Band: Mammoth Weed Wizard Bastard
Album: Noeth Ac Anoeth
Label: New Heavy Sounds
Release date: 4 December
Sounds like: Prehistoric stoner warlock counterfeit.
Just take a moment and let that name sink in. It’s good, isn’t it? I mean, LOOK at it. It’s majestic. Powerful. CRUSHING. Sublimely brilliant in every way. Mammoth Weed Wizard Bastard are a four piece from Wrexham who may or may not be druids. I’m reliably informed that their album title, Noeth Ac Anoeth is a old Welsh phrase, which means ‘an abode of existence’ or ‘Hades crossed with nothingness’ – pretty grim/bleak/giant-stone-worshipping in every conceivable sense.
That feeling of being compressed – of having your body slowly (without pain) reduced to a thin sliver under the shear crushing weight of the three (yes only three) meaty tracks on this 50+ minute warped trip down a monolithic lane of guitars that rise to the very heavens and beyond is exactly what’s on offer here.
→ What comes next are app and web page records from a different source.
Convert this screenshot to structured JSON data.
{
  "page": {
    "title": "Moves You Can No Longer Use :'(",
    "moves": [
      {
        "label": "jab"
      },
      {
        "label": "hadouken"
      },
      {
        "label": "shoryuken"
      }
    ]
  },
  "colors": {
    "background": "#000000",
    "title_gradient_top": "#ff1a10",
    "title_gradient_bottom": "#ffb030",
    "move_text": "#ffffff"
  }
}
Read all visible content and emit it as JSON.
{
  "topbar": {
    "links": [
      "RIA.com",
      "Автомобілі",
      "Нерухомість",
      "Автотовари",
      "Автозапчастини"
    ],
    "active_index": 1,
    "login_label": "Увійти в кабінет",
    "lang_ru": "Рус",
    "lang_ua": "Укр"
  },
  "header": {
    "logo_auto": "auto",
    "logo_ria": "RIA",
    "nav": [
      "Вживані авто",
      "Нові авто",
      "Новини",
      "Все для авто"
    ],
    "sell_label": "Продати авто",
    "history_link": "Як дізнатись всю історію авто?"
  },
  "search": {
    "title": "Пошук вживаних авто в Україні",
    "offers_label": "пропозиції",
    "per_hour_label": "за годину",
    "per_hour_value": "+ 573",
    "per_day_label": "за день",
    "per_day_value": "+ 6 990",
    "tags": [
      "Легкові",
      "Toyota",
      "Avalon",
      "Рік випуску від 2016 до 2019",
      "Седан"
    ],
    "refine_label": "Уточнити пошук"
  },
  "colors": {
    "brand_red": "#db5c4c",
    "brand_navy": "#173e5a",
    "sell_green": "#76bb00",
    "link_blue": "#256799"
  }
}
Make no (mammoth) bones about it, Noeth Ac Anoeth is a dense, chilling and turbulent body of work.
The opening fuzz of the first segment, the near 10 minute slab-drag of Les Paradis Artificiels shifts into an almost minus gear, as it ploughs a low-end furrow of throbbing, teeth-rattling drone. It’s the vocals that surprise though – bassist Jessica Ball provides an angelic, soaring lead to counterbalance the noxious and crushing riffs that come raining down. Jessica’s tone, which is almost ethereal in quality, lends majestic beauty and radiating light in an attempt to battle the dark and bleak piston-thump of Mammoth Weed Wizard Bastard’s elephantidae-sound. It strongly reminds me of a slower version of several tracks from the last Torche album (mostly the title track) bristling with tense, meaty guitars, with the bomb-string being well and truly hammered into an explosive and expansive oblivion.
Cranking the drone-levels to maximum is the choice MWWB have decided to take on Noeth Ac Anoeth and this is continued through the next passage, the desolate hum of Slave Moon. Cloaking everything in shadow, the dragging mesmeric slow burn of this trip down a very dark and deserted rabbit hole is possessed with eerie, haunted whispers courtesy of vocalist Jessica, who weaves her subtle voice through the Sunn O))) timeline of complex, drawn-out riffs. It’s a march to a slow and bloody war – you can imagine hordes of shambling zombies rising from the depths advancing onto the beach after you’ve foolishly thought that a remote island will save you. They can still find you. There’s an almost prog-rock tone to the mid section, as the sludge-guitars locate a bending, psychedelic squeal, before being obliterated by the industrial pound of the rumbling bass, which is mashing bones into a pulp with every punishing down-stroke.
The real power though – the churning, revolving, consuming black hole, is in the form of the third stage, the bleak and apocalypse-laden thunder of Nackthexen. This is the trip up Mount Doom as the impending rush of colossal stoner-metal power takes hold. There’s something quite fluid about this – for the 30 minute running time, Nackthexen keeps you hooked. From the Sleep-worshipping rawness of the low-end guitars, to the pulverising stamp of the rhythm section, MWWB know the right time to change gear and slap on even more punishing noise. Jessica’s haunting voice resides in another realm, desperately trying to make contact as the storm of space-metal dementia becomes ever enclosing.
You’ll need a Camberwell carrot to get through this one -an amp-exploding, stoner-space-metal universe – experience and absorb.